The Externally-Led JIA Patient-Focused Drug Development Meeting

The world’s largest network of arthritis patients – the Arthritis Foundation, and the largest network of pediatric rheumatologists – the Childhood Arthritis and Rheumatology Research Alliance (CARRA) hosted the externally-led Juvenile Idiopathic Arthritis (JIA) Patient-Focused Drug Development (PFDD) meeting in Washington, D.C. on August 2, 2018. Families from around the country, FDA staff, industry leaders, and researchers attended in person and virtually via webinar.

This meeting provided the U.S. Food and Drug Administration (FDA), drug developers, health care providers, academic researchers, and other stakeholders an opportunity to hear directly from patients, patient advocates and caretakers about the signs and symptoms that matter most to them. JIA parents and their families shared information about the impact of JIA on daily life, the symptoms that are most challenging, experiences with currently available treatments and the need for new and different treatments. To learn more about this meeting, listen to the recording.

Watch Part One

Watch Part Two

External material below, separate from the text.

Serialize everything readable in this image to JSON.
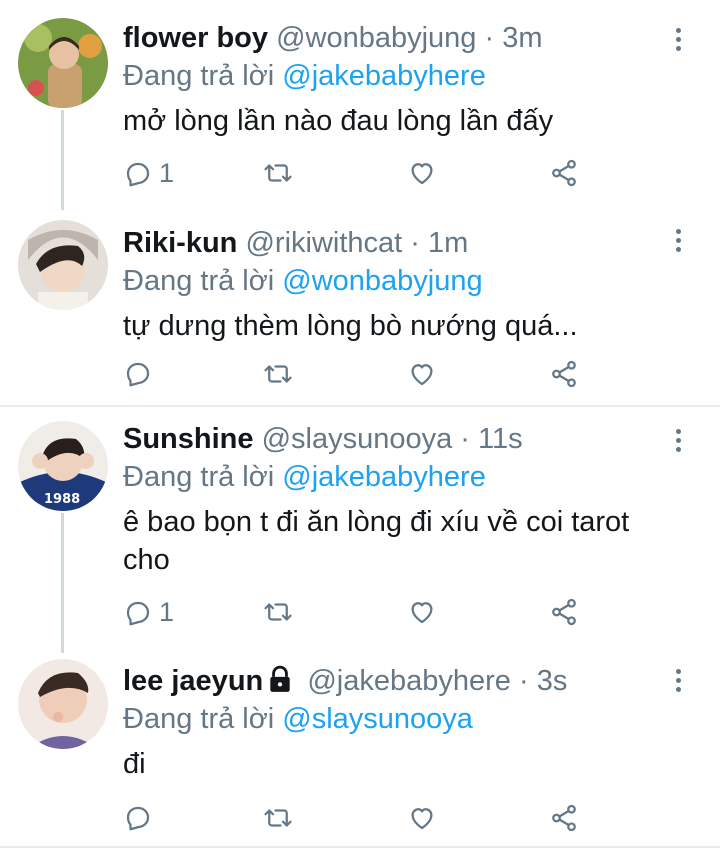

Prior to the meeting, the Arthritis Foundation reached out to patients and their families from all over the country to obtain background information. A total of five focus groups and close to 600 families responded to survey questions to provide more about patient experiences and concerns.  Some of the important information about the burden of disease and treatment options gathered include:

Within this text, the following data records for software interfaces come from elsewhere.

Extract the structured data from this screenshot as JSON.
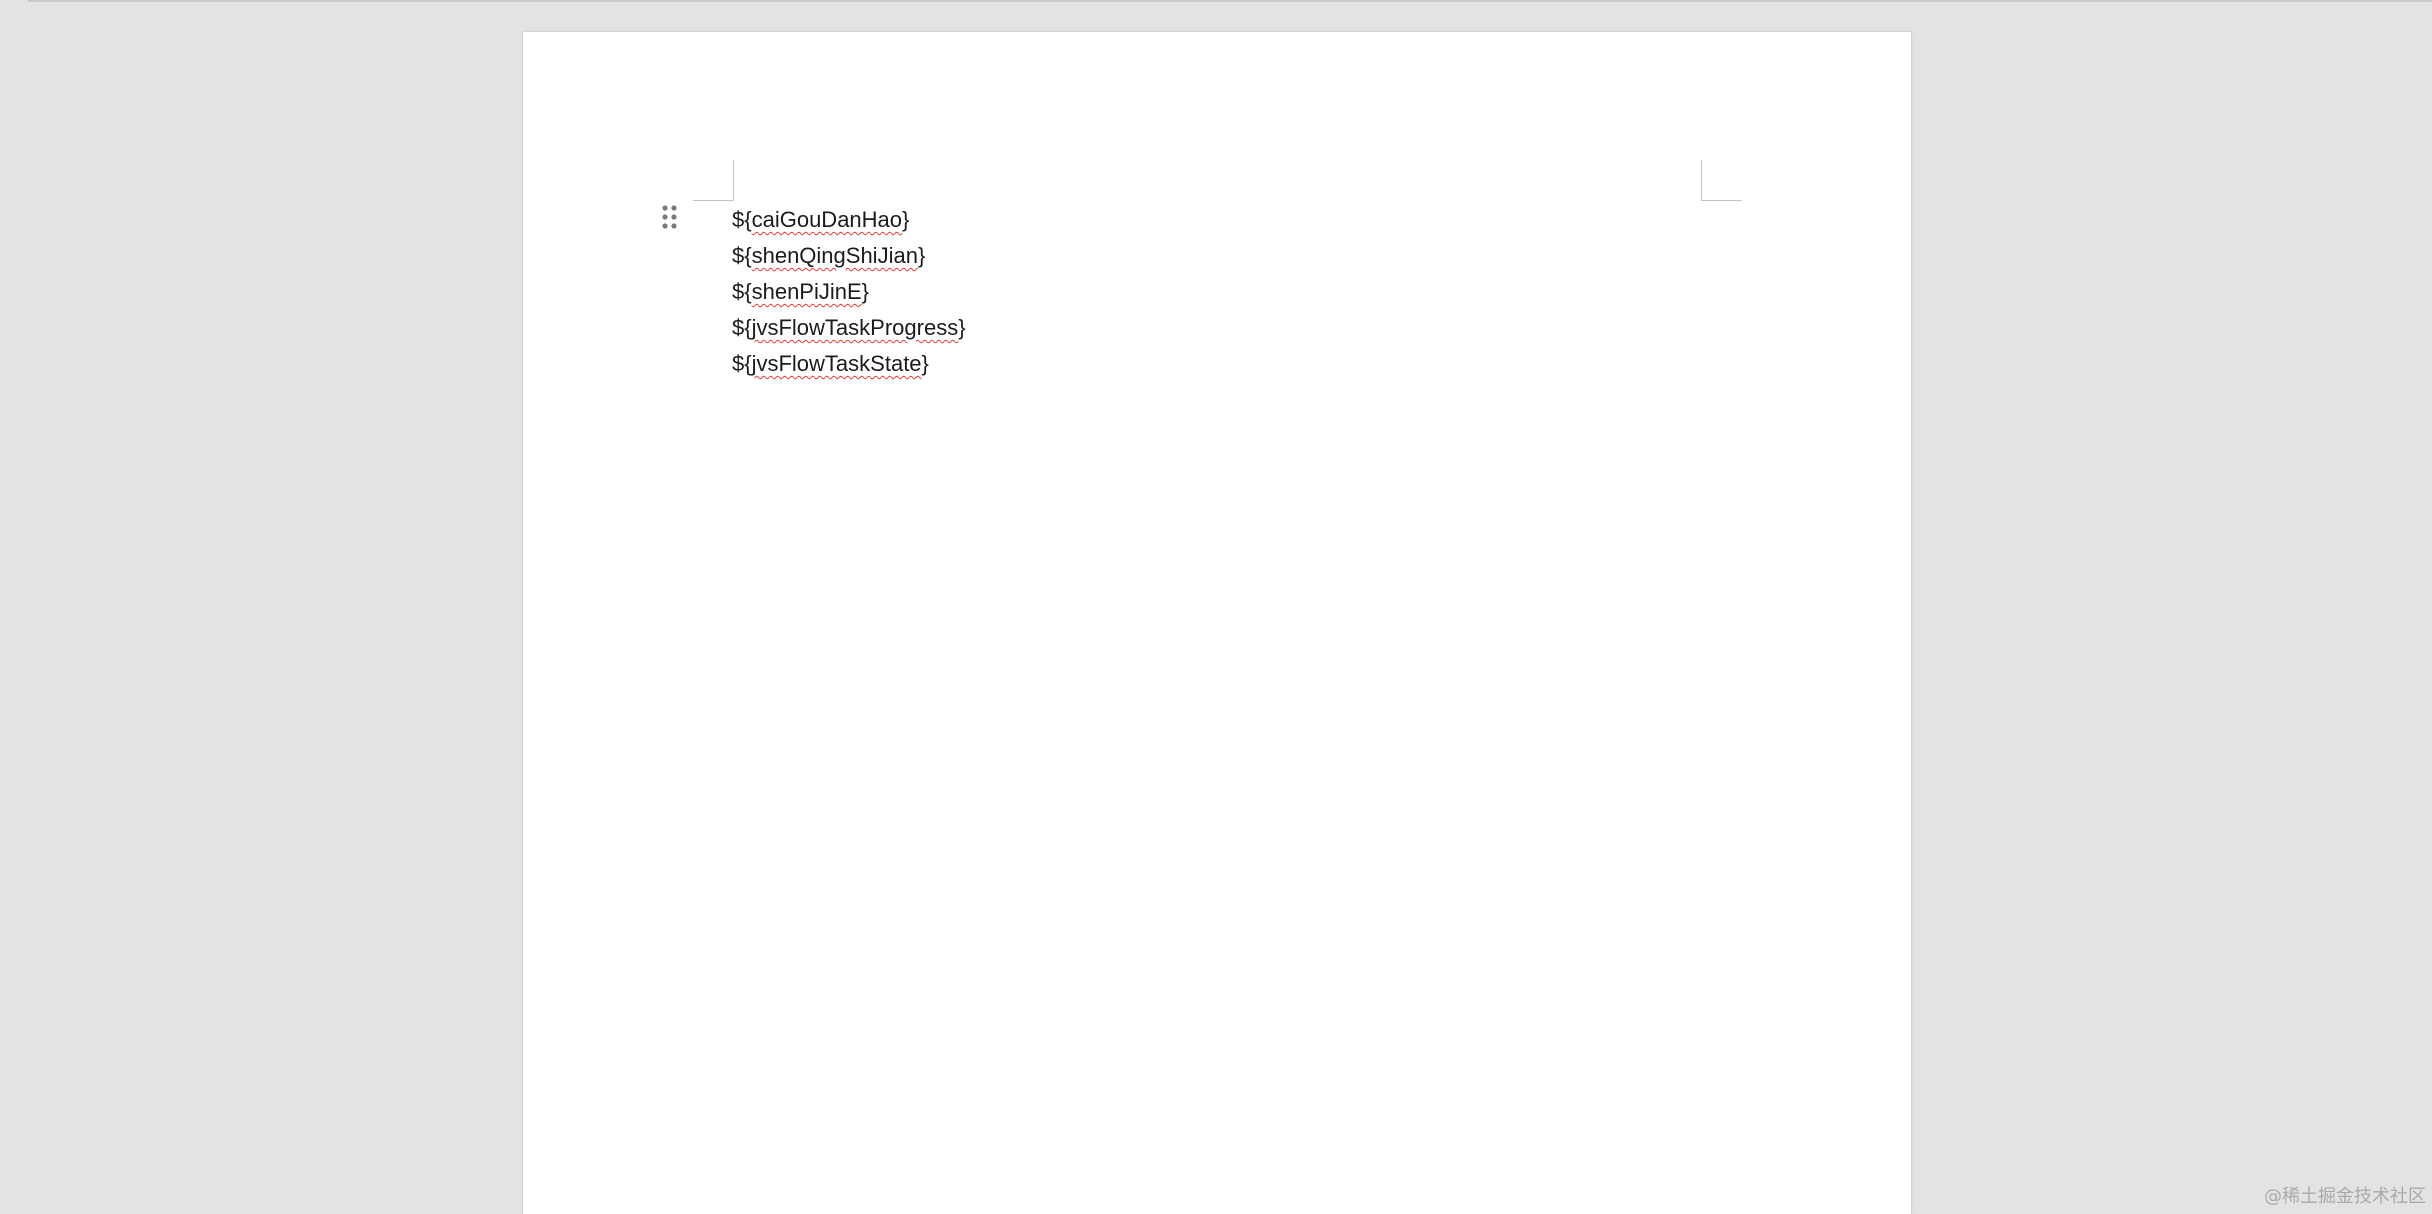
{
  "document": {
    "placeholders": [
      {
        "prefix": "${",
        "field": "caiGouDanHao",
        "suffix": "}"
      },
      {
        "prefix": "${",
        "field": "shenQingShiJian",
        "suffix": "}"
      },
      {
        "prefix": "${",
        "field": "shenPiJinE",
        "suffix": "}"
      },
      {
        "prefix": "${",
        "field": "jvsFlowTaskProgress",
        "suffix": "}"
      },
      {
        "prefix": "${",
        "field": "jvsFlowTaskState",
        "suffix": "}"
      }
    ]
  },
  "watermark": "@稀土掘金技术社区",
  "icons": {
    "drag_handle": "drag-handle-icon"
  },
  "colors": {
    "workspace_bg": "#e3e3e3",
    "page_bg": "#ffffff",
    "spellcheck_underline": "#e23a3a",
    "text": "#1b1b1b"
  }
}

  • Most common symptoms that cause the biggest burden were pain and fatigue, followed by swelling, stiffness, limited range of motion, and among systemic JIA families, fevers and rashes.
    • Over 3 in 4 patients report pain as the JIA symptom with the biggest impact on their daily life –
    • Over a third of patients say pain and fatigue are not satisfactorily addressed with current treatments.
  • Parents frequently raised mental and emotional health issues; young adults were more focused on specific joint symptoms and related functional losses.
  • All groups spoke to impact on ability to participate in sports.  Parents raised impact on ability to participate in school and social activities; young adults were more focused on impacts on work, driving, and use of assistive technology.
  • Over 3 in 4 patients have used non-prescribed treatments to help reduce symptoms of JIA
  • An “ideal” drug is one with oral administration, and little to no side effects—how the drug affects reproductive health is a concern.  Reduced frequency of treatment was also desired.

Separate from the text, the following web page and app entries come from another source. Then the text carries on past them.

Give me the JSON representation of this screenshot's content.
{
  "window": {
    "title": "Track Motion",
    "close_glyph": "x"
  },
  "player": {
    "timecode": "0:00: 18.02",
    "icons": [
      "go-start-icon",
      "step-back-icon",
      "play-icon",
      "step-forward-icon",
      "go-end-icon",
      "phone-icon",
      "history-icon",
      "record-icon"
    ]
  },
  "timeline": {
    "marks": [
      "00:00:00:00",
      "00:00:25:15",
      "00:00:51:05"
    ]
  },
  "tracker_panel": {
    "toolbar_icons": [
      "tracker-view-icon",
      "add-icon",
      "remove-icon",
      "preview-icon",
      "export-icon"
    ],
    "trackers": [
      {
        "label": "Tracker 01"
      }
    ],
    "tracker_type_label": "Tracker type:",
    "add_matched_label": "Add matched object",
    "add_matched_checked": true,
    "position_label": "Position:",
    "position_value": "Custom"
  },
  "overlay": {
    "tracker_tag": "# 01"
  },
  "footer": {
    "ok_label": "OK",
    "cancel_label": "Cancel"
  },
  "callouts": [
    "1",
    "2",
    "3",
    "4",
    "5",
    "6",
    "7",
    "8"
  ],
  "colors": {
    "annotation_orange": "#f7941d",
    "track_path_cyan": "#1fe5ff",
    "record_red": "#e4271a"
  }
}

We anticipate that the results of this meeting and the background information collected prior to the meeting will be shared in the JIA Voice of the Patient Report that will be published by the end of 2018/beginning of 2019.